This chapter focuses on the hitherto neglected perspective of the local partner during the preliminary phase of the decision to form a Chinese-foreign venture. By exploring the intentions of Chinese firms which seek foreign investment, it becomes possible to identify and assess the managerial, marketing and technological skills those firms seek from prospective foreign partners. It is also possible to discern to what extent the desired skills are related to the local partners’ own skills, to the intended venture characteristics, namely equity or contractual, and to the size of the investment. The study shows that local partner skills largely determine the skills sought from foreign partners, providing support for the underlying principle of skill complementarity. Briefly stated, this principle suggests that a threshold of knowledge is a prerequisite for further requisition of skills in that domain. In other words, firms which do not possess a particular skill are less likely to seek it than firms which seek to supplement an already existing skills base. The study also shows that Chinese state-owned firms were more likely to seek the transfer of managerial (but not marketing or technological) skills than non-state enterprises, possibly because of their dominance in the local market. In general, prospective Chinese partners were more likely to seek the transfer of management and marketing skills via an equity joint venture rather than a contractual one.
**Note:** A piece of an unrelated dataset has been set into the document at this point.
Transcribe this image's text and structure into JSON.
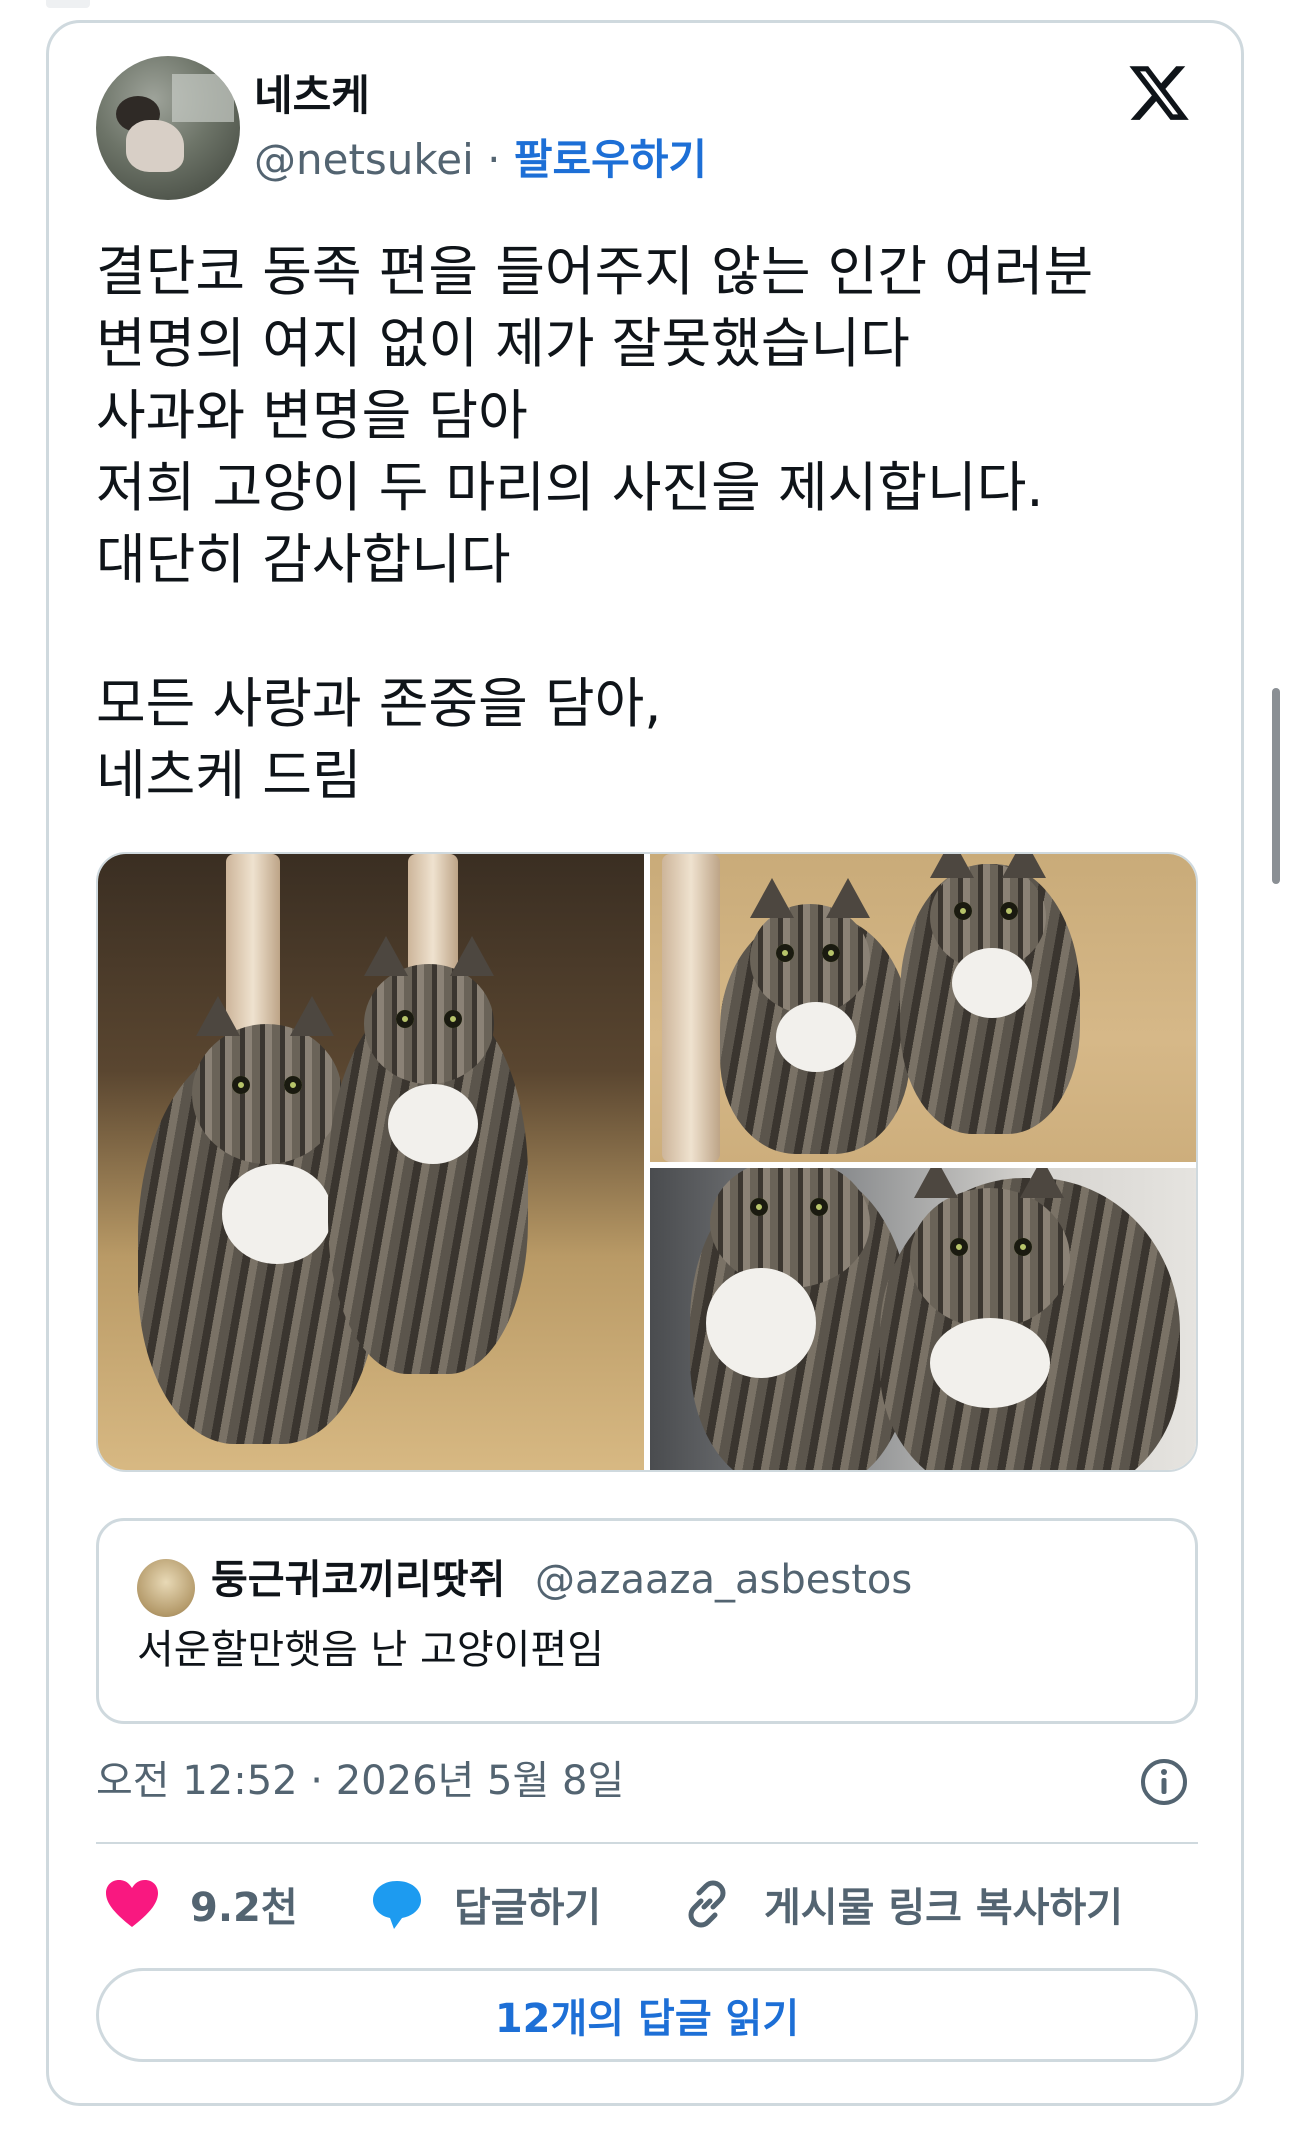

For larger projects, local firms were more likely to seek transfer of management skills (rather than marketing and technological ones), perhaps due to the substantial capital requirement in such projects.
|Title of host publication||Management Issues in China|
|Subtitle of host publication||Volume II: International Enterprises|
|Publisher||Taylor and Francis|
|Number of pages||14|
|Publication status||Published - 1 Jan 2018|
ASJC Scopus subject areas
- Social Sciences (all)